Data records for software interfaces
****

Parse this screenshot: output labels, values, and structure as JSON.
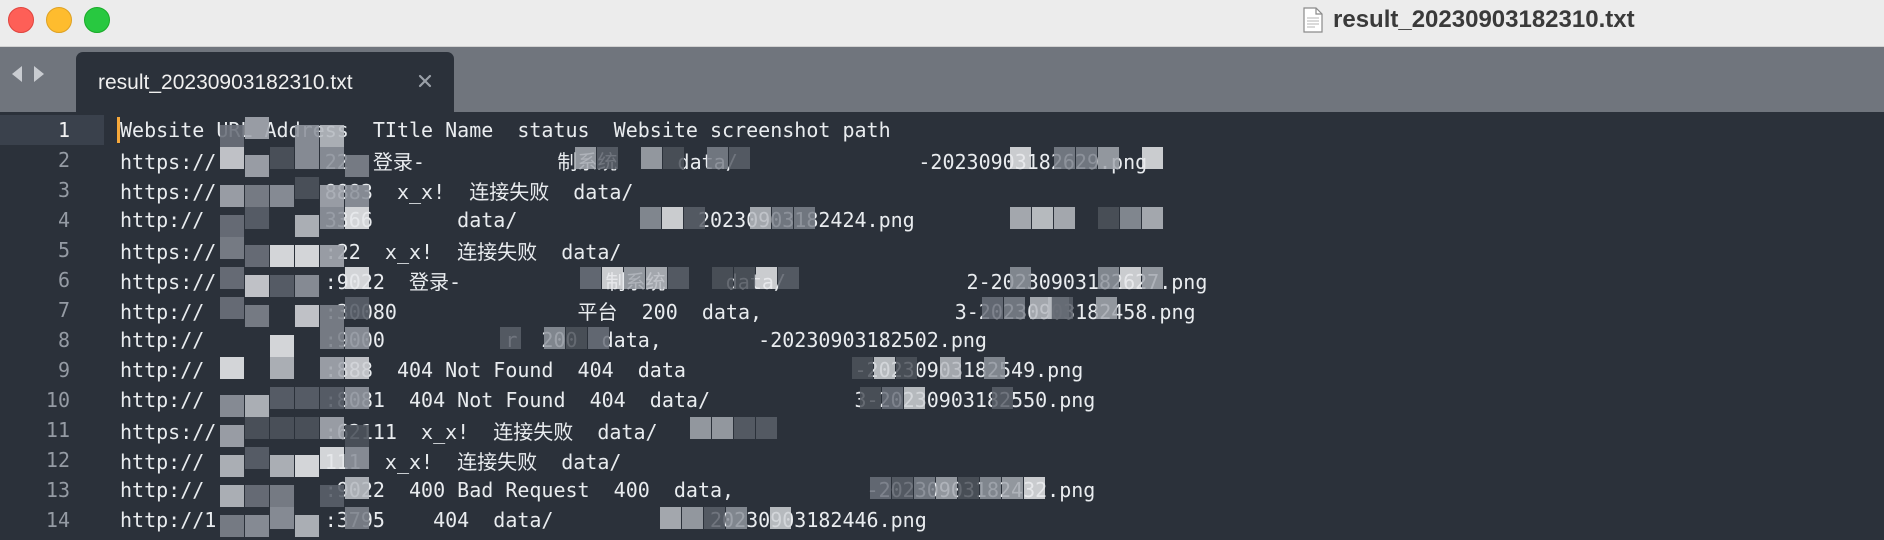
{
  "window": {
    "title": "result_20230903182310.txt",
    "title_icon": "document-icon"
  },
  "tabs": [
    {
      "label": "result_20230903182310.txt",
      "active": true
    }
  ],
  "editor": {
    "current_line": 1,
    "lines": [
      {
        "num": "1",
        "text": "Website URL Address  TItle Name  status  Website screenshot path"
      },
      {
        "num": "2",
        "text": "https://         22  登录-           制系统     data/               -20230903182629.png"
      },
      {
        "num": "3",
        "text": "https://         8883  x_x!  连接失败  data/"
      },
      {
        "num": "4",
        "text": "http://          3366       data/               20230903182424.png"
      },
      {
        "num": "5",
        "text": "https://         :22  x_x!  连接失败  data/"
      },
      {
        "num": "6",
        "text": "https://         :9022  登录-            制系统     data/               2-20230903182627.png"
      },
      {
        "num": "7",
        "text": "http://          :30080               平台  200  data,                3-20230903182458.png"
      },
      {
        "num": "8",
        "text": "http://          :9000          r  200  data,        -20230903182502.png"
      },
      {
        "num": "9",
        "text": "http://          :888  404 Not Found  404  data              -20230903182549.png"
      },
      {
        "num": "10",
        "text": "http://          :8081  404 Not Found  404  data/            3-20230903182550.png"
      },
      {
        "num": "11",
        "text": "https://         :62111  x_x!  连接失败  data/"
      },
      {
        "num": "12",
        "text": "http://          111  x_x!  连接失败  data/"
      },
      {
        "num": "13",
        "text": "http://          :9022  400 Bad Request  400  data,           -20230903182432.png"
      },
      {
        "num": "14",
        "text": "http://1         :3795    404  data/             20230903182446.png"
      }
    ]
  },
  "colors": {
    "background": "#2b313a",
    "tabbar": "#70757d",
    "caret": "#f6a83b",
    "text": "#e9ecef",
    "gutter_text": "#959ba4"
  }
}
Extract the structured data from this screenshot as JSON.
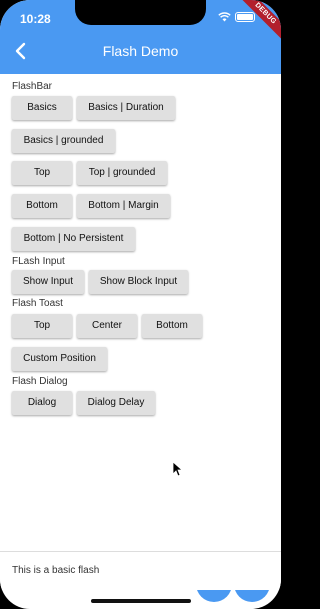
{
  "status": {
    "time": "10:28",
    "debug": "DEBUG"
  },
  "appbar": {
    "title": "Flash Demo"
  },
  "sections": {
    "flashbar": "FlashBar",
    "flash_input": "FLash Input",
    "flash_toast": "Flash Toast",
    "flash_dialog": "Flash Dialog"
  },
  "buttons": {
    "basics": "Basics",
    "basics_duration": "Basics | Duration",
    "basics_grounded": "Basics | grounded",
    "top": "Top",
    "top_grounded": "Top | grounded",
    "bottom": "Bottom",
    "bottom_margin": "Bottom | Margin",
    "bottom_no_persistent": "Bottom | No Persistent",
    "show_input": "Show Input",
    "show_block_input": "Show Block Input",
    "toast_top": "Top",
    "toast_center": "Center",
    "toast_bottom": "Bottom",
    "custom_position": "Custom Position",
    "dialog": "Dialog",
    "dialog_delay": "Dialog Delay"
  },
  "flash": {
    "message": "This is a basic flash"
  },
  "colors": {
    "primary": "#4a99f2",
    "button": "#e0e0e0",
    "debug": "#b21f2d"
  }
}
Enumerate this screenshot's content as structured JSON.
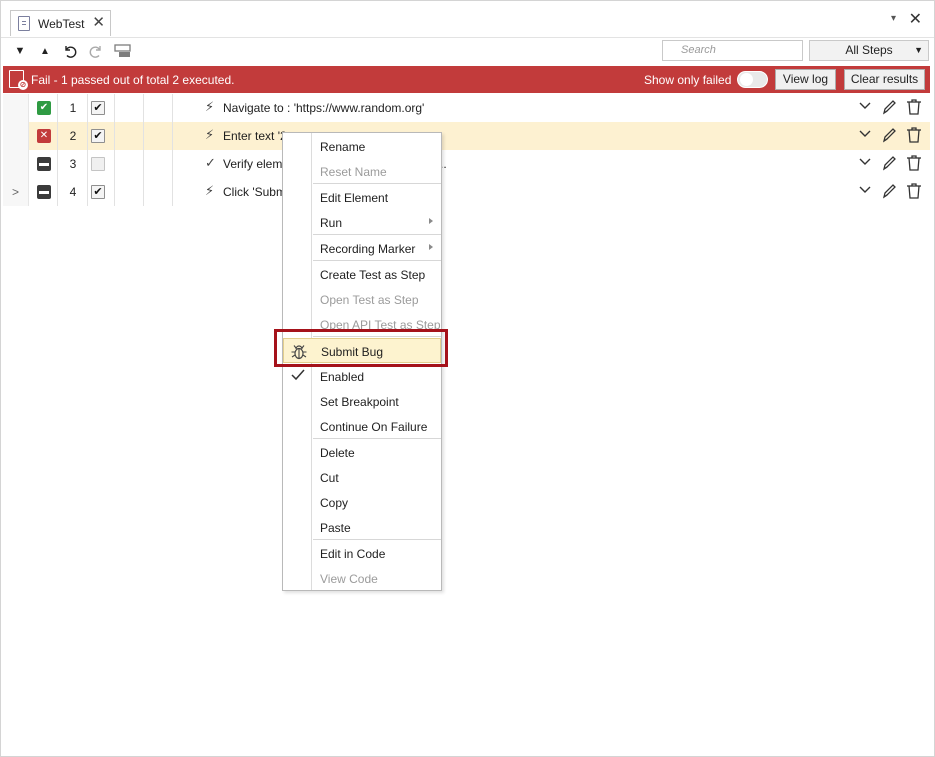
{
  "tab": {
    "title": "WebTest",
    "close": "✕"
  },
  "window": {
    "menu": "▾",
    "close": "✕"
  },
  "toolbar": {
    "collapse_all": "▼",
    "expand_all": "▲",
    "search_placeholder": "Search",
    "steps_filter": "All Steps",
    "steps_caret": "▼"
  },
  "status": {
    "message": "Fail - 1 passed out of total 2 executed.",
    "show_only_failed": "Show only failed",
    "show_only_failed_on": false,
    "view_log": "View log",
    "clear_results": "Clear results",
    "color": "#c23b3b"
  },
  "steps": [
    {
      "num": "1",
      "result": "pass",
      "result_glyph": "✔",
      "enabled": true,
      "check_glyph": "✔",
      "icon": "⚡",
      "text": "Navigate to : 'https://www.random.org'",
      "expander": ""
    },
    {
      "num": "2",
      "result": "fail",
      "result_glyph": "✕",
      "enabled": true,
      "check_glyph": "✔",
      "icon": "⚡",
      "text": "Enter text '2",
      "expander": ""
    },
    {
      "num": "3",
      "result": "skip",
      "result_glyph": "▬",
      "enabled": false,
      "check_glyph": "",
      "icon": "✓",
      "text": "Verify elem",
      "text_tail": "..",
      "expander": ""
    },
    {
      "num": "4",
      "result": "skip",
      "result_glyph": "▬",
      "enabled": true,
      "check_glyph": "✔",
      "icon": "⚡",
      "text": "Click 'Subm",
      "expander": ">"
    }
  ],
  "context_menu": {
    "items": [
      {
        "label": "Rename",
        "disabled": false
      },
      {
        "label": "Reset Name",
        "disabled": true
      },
      {
        "label": "Edit Element",
        "disabled": false
      },
      {
        "label": "Run",
        "disabled": false,
        "submenu": true
      },
      {
        "label": "Recording Marker",
        "disabled": false,
        "submenu": true
      },
      {
        "label": "Create Test as Step",
        "disabled": false
      },
      {
        "label": "Open Test as Step",
        "disabled": true
      },
      {
        "label": "Open API Test as Step",
        "disabled": true
      },
      {
        "label": "Submit Bug",
        "disabled": false,
        "icon": "bug-icon",
        "highlighted": true
      },
      {
        "label": "Enabled",
        "disabled": false,
        "checked": true
      },
      {
        "label": "Set Breakpoint",
        "disabled": false
      },
      {
        "label": "Continue On Failure",
        "disabled": false
      },
      {
        "label": "Delete",
        "disabled": false
      },
      {
        "label": "Cut",
        "disabled": false
      },
      {
        "label": "Copy",
        "disabled": false
      },
      {
        "label": "Paste",
        "disabled": false
      },
      {
        "label": "Edit in Code",
        "disabled": false
      },
      {
        "label": "View Code",
        "disabled": true
      }
    ],
    "check_glyph": "✓",
    "bug_glyph": "🐞"
  }
}
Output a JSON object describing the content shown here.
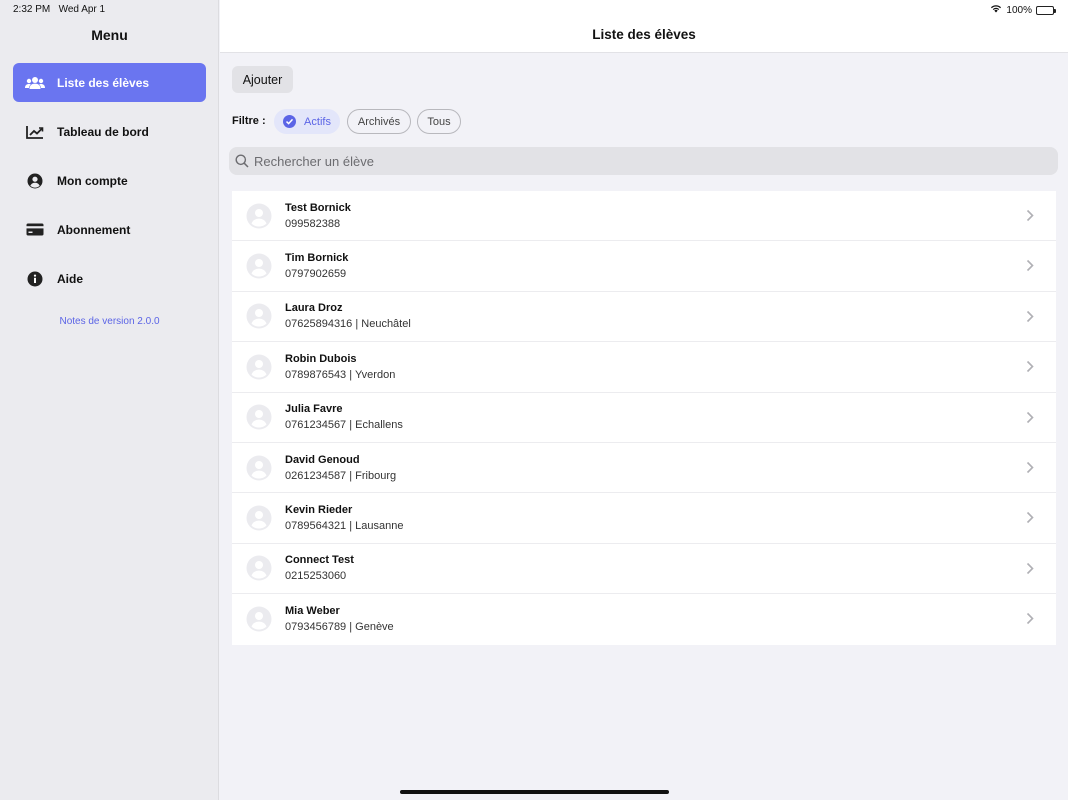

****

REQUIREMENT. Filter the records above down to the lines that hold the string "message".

TASK ANSWER.
    "message": "This is a basic flash"
    "message": "Fail - 1 passed out of total 2 executed.",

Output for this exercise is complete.